He reiterated that government commits to tackle legislative, policy and programming challenges that act as barriers to the achievement of the goal of ending AIDS as a public health threat.
In the financial year 2022/2023, a total of 119 Civil Society Organizations, including Faith Based Organizations, were contracted with an amount of P100 million to implement HIV and NCDs prevention activities throughout the country, and the money was drawn from the Consolidated Fund.
Through an upcoming HIV Prevention Symposium, technical stakeholders will use outcomes to develop the Botswana HIV Prevention Acceleration Road Map for 2023-2025.
Morwaeng stated that government will support and ensure that Botswana plays its part achieving the road map. He said there is need to put hands on the deck to ensure that Botswana sustains progress made so far in the fight against HIV and AIDS.
“There are tremendous achievements thus far to, reach and surpass the UNAIDS fast track targets of 95%- 95%- 95% by the year 2025. As reflected by the BAIS preliminary results of 2021, we now stand at 95- 98- 98 against the set targets.”
“These achievements challenge us to now shift our gears and strive to know who are the remaining 5% for those aware of their HIV status, 2% of enrolment on treatment by those aware of their status and 2% of viral suppression by those on treatment.”
Explaining this further, Morwaeng said shift in gears should extend to coming up with robust strategies of determining where these remaining people are as well as how they will be reached with the necessary services.
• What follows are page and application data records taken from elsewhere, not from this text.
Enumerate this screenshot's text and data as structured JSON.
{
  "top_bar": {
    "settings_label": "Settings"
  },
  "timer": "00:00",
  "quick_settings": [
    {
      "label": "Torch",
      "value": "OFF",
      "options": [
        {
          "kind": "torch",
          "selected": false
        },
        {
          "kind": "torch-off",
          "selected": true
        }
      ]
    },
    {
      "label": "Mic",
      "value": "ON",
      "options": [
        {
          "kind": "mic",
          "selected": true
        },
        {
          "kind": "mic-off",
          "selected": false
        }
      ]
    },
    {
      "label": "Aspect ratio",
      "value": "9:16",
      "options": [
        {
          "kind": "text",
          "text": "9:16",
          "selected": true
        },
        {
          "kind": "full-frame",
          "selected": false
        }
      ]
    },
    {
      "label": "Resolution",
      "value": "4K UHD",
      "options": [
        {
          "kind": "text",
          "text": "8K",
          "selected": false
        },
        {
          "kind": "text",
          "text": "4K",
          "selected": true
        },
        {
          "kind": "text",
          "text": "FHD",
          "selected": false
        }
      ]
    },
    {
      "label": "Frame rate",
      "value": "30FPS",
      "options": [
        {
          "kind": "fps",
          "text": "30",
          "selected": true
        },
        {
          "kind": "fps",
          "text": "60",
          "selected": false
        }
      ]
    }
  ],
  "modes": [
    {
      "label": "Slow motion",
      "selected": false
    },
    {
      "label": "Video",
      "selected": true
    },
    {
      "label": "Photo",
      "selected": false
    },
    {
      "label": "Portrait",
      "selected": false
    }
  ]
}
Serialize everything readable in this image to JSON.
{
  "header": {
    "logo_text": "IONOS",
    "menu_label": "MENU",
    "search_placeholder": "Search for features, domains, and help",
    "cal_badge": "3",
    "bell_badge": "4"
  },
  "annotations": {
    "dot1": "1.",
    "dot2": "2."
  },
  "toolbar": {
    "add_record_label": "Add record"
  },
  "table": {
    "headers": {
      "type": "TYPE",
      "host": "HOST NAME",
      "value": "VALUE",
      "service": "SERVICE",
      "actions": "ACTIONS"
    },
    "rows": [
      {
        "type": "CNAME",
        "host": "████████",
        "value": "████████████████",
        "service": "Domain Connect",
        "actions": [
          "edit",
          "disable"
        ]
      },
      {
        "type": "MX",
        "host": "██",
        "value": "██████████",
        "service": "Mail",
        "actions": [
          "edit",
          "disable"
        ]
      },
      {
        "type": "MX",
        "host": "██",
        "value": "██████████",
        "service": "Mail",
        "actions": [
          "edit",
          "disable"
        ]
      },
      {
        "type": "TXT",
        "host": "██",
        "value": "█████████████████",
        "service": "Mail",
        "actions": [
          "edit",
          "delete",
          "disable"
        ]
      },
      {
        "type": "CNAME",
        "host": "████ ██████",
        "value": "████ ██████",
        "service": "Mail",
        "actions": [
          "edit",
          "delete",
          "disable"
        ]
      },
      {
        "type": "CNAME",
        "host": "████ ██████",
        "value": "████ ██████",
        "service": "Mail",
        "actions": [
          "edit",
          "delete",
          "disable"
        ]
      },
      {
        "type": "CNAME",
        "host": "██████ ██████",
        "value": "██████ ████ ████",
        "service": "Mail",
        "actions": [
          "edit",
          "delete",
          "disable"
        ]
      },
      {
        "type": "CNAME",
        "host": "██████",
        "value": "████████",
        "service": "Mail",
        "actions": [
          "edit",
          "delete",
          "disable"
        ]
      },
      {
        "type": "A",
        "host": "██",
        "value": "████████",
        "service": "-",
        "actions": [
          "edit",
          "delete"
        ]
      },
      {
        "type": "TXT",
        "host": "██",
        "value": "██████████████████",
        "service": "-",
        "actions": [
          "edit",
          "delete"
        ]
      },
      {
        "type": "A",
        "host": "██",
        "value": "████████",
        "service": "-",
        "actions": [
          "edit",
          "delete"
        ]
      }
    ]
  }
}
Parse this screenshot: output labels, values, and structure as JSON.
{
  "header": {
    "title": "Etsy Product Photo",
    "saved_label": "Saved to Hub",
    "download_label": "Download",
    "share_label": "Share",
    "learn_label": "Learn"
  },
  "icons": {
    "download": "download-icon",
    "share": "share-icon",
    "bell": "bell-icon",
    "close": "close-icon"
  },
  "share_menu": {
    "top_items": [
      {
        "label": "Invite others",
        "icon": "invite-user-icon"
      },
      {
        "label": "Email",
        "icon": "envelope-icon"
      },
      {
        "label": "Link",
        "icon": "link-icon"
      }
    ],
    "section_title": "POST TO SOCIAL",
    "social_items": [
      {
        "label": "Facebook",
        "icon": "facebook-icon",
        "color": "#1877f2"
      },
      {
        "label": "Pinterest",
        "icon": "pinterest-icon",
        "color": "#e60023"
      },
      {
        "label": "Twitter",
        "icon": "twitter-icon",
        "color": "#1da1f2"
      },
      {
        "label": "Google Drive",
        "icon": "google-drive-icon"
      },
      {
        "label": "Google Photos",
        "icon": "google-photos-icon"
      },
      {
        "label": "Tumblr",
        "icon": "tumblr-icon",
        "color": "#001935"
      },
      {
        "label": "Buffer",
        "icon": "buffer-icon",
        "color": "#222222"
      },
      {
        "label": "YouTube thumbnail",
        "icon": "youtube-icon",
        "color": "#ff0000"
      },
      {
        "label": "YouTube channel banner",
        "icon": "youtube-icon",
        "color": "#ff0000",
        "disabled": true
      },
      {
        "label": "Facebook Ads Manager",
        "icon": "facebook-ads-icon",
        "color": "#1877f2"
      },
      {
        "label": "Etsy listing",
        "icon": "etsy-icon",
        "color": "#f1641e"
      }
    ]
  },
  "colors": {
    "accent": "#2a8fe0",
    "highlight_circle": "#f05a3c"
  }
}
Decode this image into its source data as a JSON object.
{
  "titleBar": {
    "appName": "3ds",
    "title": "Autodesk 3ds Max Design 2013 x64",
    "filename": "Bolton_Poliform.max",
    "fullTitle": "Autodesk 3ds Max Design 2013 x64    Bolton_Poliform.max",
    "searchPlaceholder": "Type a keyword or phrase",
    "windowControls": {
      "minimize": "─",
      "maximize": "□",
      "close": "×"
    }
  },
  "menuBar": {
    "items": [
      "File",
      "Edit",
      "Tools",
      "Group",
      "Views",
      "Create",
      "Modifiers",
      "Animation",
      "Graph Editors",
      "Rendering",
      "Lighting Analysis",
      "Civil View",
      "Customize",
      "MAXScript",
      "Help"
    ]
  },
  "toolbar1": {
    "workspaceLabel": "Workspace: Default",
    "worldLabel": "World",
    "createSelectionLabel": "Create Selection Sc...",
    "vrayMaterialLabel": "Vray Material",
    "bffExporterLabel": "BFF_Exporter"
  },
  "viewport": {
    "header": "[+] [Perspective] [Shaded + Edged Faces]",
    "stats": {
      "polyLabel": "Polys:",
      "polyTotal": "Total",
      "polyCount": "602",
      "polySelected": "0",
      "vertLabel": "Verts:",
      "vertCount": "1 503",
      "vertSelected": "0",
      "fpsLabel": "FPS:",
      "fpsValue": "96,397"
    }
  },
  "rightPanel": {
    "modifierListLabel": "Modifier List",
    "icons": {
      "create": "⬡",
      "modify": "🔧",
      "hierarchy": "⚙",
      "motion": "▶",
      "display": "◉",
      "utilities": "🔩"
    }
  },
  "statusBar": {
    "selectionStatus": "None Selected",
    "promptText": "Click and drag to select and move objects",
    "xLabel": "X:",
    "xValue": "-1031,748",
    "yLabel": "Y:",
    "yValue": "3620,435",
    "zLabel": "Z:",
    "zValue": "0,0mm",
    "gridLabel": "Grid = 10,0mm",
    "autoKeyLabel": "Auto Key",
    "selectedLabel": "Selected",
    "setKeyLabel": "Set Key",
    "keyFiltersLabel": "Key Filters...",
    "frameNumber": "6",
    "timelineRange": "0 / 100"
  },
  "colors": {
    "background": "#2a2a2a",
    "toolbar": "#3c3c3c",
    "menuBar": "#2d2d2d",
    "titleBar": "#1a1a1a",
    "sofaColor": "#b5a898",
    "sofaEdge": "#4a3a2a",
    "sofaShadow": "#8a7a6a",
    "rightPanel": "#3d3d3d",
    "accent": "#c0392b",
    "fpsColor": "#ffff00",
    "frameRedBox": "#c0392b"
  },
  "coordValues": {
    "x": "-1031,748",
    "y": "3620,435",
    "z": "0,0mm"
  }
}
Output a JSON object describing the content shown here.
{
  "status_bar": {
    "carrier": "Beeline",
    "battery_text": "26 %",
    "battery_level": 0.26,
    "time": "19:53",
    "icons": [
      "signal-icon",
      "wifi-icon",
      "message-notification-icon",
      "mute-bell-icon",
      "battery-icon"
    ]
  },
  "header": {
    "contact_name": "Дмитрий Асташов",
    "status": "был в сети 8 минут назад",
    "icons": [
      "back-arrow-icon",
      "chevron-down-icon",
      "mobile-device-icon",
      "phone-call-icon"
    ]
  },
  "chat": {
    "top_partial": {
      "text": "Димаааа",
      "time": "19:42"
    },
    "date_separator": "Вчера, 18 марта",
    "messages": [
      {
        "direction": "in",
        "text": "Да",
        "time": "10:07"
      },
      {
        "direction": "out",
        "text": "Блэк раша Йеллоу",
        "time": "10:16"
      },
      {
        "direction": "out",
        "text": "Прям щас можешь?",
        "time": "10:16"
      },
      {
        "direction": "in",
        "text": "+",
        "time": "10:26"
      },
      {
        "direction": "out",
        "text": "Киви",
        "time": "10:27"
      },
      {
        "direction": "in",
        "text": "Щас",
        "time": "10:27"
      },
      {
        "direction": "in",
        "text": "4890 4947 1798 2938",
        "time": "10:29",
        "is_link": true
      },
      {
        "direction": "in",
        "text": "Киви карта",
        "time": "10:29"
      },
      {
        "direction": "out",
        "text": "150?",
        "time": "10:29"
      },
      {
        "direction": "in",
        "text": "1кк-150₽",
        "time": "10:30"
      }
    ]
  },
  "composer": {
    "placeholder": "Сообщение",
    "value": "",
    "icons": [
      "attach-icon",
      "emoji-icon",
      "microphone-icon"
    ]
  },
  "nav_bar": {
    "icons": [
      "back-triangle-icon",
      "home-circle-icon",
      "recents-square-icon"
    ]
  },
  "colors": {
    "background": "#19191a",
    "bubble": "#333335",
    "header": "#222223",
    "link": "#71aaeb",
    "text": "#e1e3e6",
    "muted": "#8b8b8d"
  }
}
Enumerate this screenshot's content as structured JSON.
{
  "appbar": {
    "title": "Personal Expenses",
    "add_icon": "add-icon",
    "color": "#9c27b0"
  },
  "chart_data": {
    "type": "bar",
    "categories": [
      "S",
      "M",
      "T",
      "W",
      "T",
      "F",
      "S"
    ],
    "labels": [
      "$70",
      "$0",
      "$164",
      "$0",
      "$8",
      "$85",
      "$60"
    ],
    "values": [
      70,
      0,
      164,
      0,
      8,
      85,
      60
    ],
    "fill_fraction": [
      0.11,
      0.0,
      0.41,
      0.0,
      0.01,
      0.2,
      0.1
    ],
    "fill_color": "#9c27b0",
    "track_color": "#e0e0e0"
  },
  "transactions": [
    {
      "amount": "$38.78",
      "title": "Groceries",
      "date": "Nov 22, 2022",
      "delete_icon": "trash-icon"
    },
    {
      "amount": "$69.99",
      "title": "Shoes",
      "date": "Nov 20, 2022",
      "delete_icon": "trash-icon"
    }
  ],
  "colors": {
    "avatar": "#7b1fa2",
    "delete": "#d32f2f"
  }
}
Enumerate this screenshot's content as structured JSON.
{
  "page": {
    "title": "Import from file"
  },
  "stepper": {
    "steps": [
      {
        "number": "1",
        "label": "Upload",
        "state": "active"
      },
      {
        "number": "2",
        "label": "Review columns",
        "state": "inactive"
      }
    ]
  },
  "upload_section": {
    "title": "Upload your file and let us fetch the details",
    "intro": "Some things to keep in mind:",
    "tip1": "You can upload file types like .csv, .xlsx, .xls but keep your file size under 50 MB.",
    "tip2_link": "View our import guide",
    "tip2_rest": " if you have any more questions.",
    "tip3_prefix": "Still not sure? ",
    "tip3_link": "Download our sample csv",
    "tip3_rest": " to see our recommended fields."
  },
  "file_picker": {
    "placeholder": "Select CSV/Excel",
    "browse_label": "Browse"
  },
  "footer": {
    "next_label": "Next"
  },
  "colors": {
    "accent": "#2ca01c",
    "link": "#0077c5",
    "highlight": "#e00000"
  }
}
“These are just some of the many variables that are required to ensure that as a country, we are well positioned to reaching the last mile of our country’s response to the HIV and AIDS pandemic.”